      Part of me wants to smack him for being the sanctimonious pricktard he is, and the other part of me wants to applaud what his adherence to the “fuck it” principle – walking away from what he “should do”, toward what he felt he needed to do as a human being. That couldn’t have been easy.

      Additionally, it’s obvious he loves this other woman – I HIGHLY doubt Bill Clinton loved Monica – at least no where near as much as he loved himself.

  4. June 25, 2009 11:47 pm

    The problem with the “guideline rather than rule” approach is that the intelligent, the rich, the powerful, can always rationalize, can always find a greater good coinciding with their desires.

    There is nothing harder for a powerful person to grasp than the concept that there are things they absolutely are not to do.

    • June 26, 2009 1:46 am

      The powerful are given to rationalizing, but nobody else is?

    • episcopalifem permalink*
      June 26, 2009 4:04 pm

      Hi Rick – This comment brings to mind another movie line:

      “With great power comes great responsibility.” Ben Parker, Spiderman

  5. June 26, 2009 7:12 am

    Everyone rationalizes, but the rich, the powerful and the intelligent tend to get away with it, at least before human tribunals.

  6. Grace permalink
    June 26, 2009 1:32 pm

    I’m often left bemusing on how so many in public office today are reaping what they’ve sowed in areas where they’ve shown judgementalism and hypocrisy.

    Frankly, I don’t think we’ve seen even the tip of the iceburg on the stuff that lies just below the surface of the Right.

    • June 26, 2009 3:43 pm

      Fifty years ago, the Republican party was made of honest conservatives like Buckley and Goldwater, moderate conservatives like Rockefeller, and radical reactionaries like Welch and the John Birch Society.

      The moderates have long since been driven out of the GOP, and the last of the honest conservatives are calling themselves independents these days. There’s nothing wrong with protecting and defending the Constitution, and favoring minimalistic government; indeed, performing acts of Christian charity voluntarily is highly commendable. The descendants of the Birchers, who have control of the GOP these days, aren’t interested in acts of charity, either voluntary or as government programs. They’re what Bloody Mary, in “South Pacific” termed “stingy stinkers”, what Barry Goldwater called the “representation without taxation” crowd.

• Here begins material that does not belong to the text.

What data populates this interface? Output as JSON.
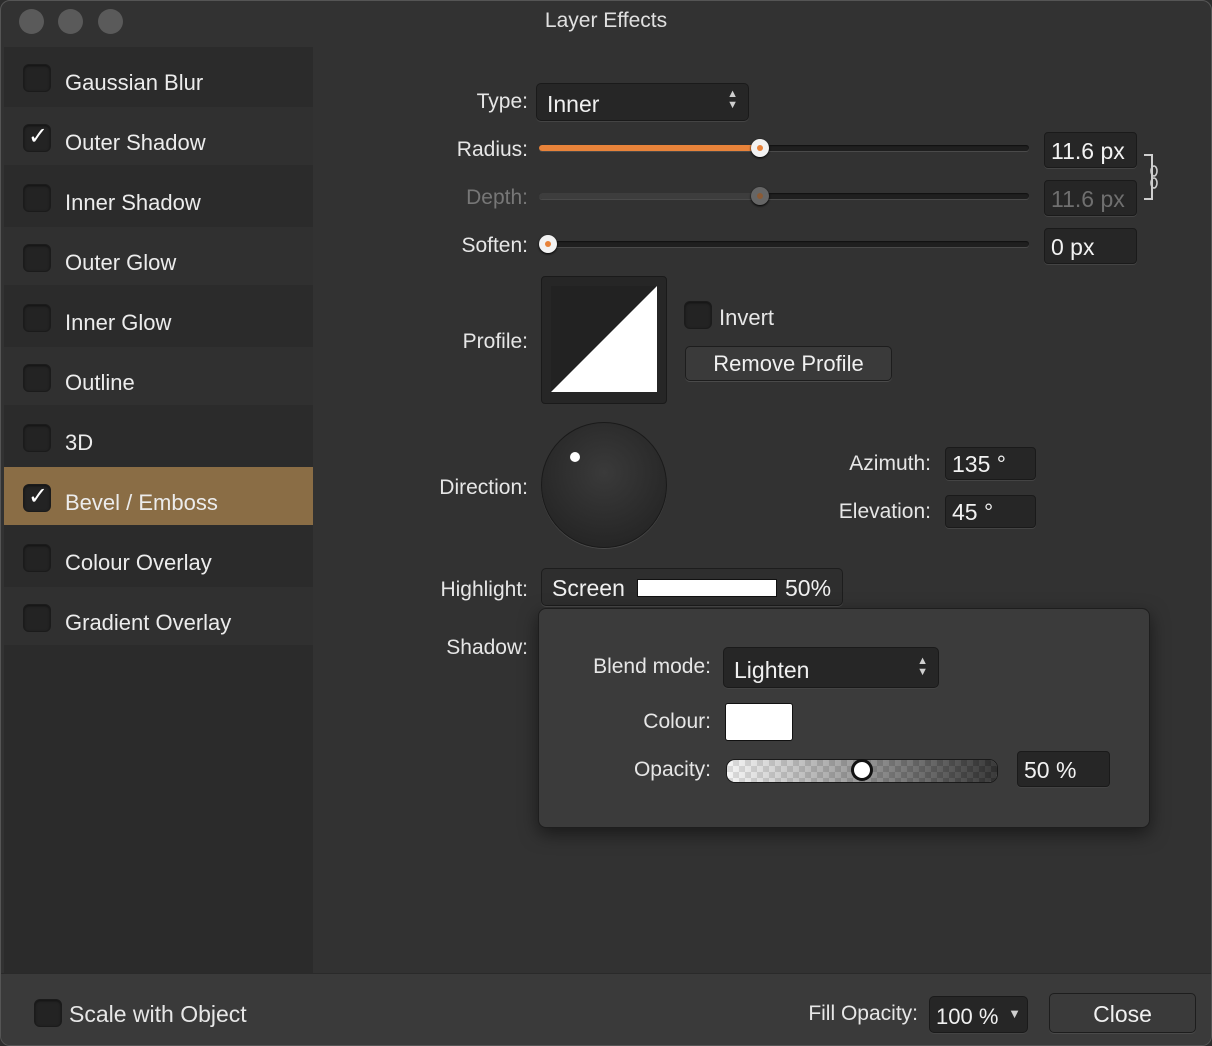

      You’ve mangled the metaphor mercilessly – the tip of the iceberg is the part that isn’t below the surface – but I know where you’re coming from, and I agree.

      Part of the problem is that the fundamentalists have built a religion organizations that worships human leaders instead of God, and worship the Bible instead of treating it as a tool to learn about the context of ancient life.

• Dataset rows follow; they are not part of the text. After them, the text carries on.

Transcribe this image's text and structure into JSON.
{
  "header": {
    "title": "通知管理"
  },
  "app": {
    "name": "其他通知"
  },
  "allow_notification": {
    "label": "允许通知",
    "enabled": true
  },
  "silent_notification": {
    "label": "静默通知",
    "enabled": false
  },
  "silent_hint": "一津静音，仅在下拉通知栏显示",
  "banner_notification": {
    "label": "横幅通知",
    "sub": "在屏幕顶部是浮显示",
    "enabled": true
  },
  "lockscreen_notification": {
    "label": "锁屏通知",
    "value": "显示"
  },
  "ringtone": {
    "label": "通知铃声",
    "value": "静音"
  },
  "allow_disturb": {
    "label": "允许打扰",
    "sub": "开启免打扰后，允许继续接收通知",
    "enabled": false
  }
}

      And while faith is of immeasurable value, ignorance is nothing to be proud of. The Jesuits show us that it’s possible to have extreme rigor in scholarship and still have rock solid faith. As main line protestants, we need to let people know that you don’t have to leave your brains at home in order to be a good Christian; in fact, God prefers that you do think.

      For too many decades, we’ve let the fundamentalists take the lead, and as a result, more and more Americans are unchurched. It’s time for us to once again assume our responsibilities.

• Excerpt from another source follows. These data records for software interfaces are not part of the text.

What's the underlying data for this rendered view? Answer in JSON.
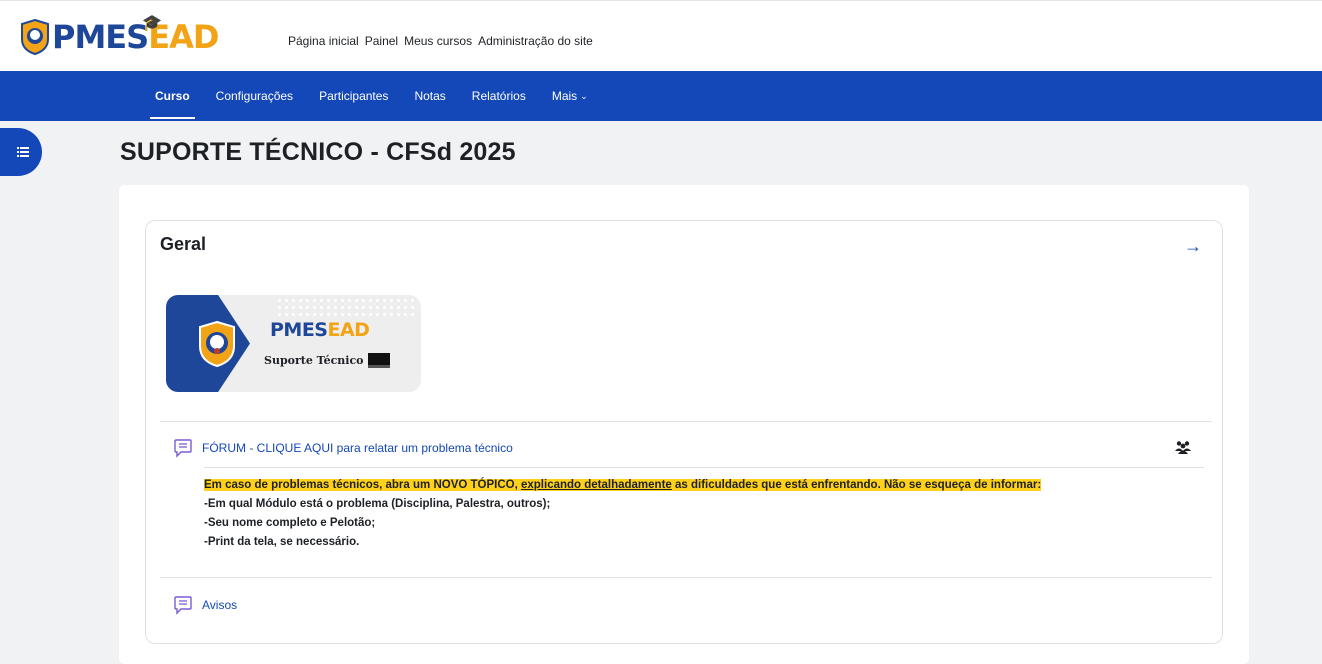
{
  "header": {
    "logo_alt": "PMES EAD",
    "nav": [
      "Página inicial",
      "Painel",
      "Meus cursos",
      "Administração do site"
    ]
  },
  "secondary_nav": {
    "items": [
      "Curso",
      "Configurações",
      "Participantes",
      "Notas",
      "Relatórios",
      "Mais"
    ],
    "active": "Curso"
  },
  "page": {
    "title": "SUPORTE TÉCNICO - CFSd 2025"
  },
  "section": {
    "title": "Geral",
    "banner": {
      "logo_pm": "PMES",
      "logo_ead": "EAD",
      "subtitle": "Suporte Técnico"
    },
    "activities": [
      {
        "label": "FÓRUM - CLIQUE AQUI para relatar um problema técnico",
        "icon": "forum-icon"
      },
      {
        "label": "Avisos",
        "icon": "forum-icon"
      }
    ],
    "description": {
      "line1_a": "Em caso de problemas técnicos, abra um NOVO TÓPICO, ",
      "line1_u": "explicando detalhadamente",
      "line1_b": " as dificuldades que está enfrentando. Não se esqueça de informar:",
      "line2": "-Em qual Módulo está o problema (Disciplina, Palestra, outros);",
      "line3": "-Seu nome completo e Pelotão;",
      "line4": "-Print da tela, se necessário."
    }
  },
  "colors": {
    "primary": "#1447b8",
    "brand_blue": "#1e4799",
    "brand_orange": "#f2a316",
    "highlight": "#ffd11c"
  }
}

    • episcopalifem permalink*
      June 26, 2009 3:55 pm

      Agreed – it’s called PROJECTION. I’ll abhor something vehemently in you that I actually abhor in myself and I am currently doing, but you can’t know that, because it’s so unacceptable, I can’t accept it, so I’ll just pretend you do it, that it’s wrong, until I convince myself and make it stop.

Trackbacks

  1. All are Not Equal « A Feather Adrift

Leave a Reply

Fill in your details below or click an icon to log in:

WordPress.com Logo

You are commenting using your WordPress.com account. Log Out / Change )

Twitter picture

You are commenting using your Twitter account. Log Out / Change )

Facebook photo

You are commenting using your Facebook account. Log Out / Change )

Google+ photo

You are commenting using your Google+ account. Log Out / Change )

Connecting to %s

%d bloggers like this: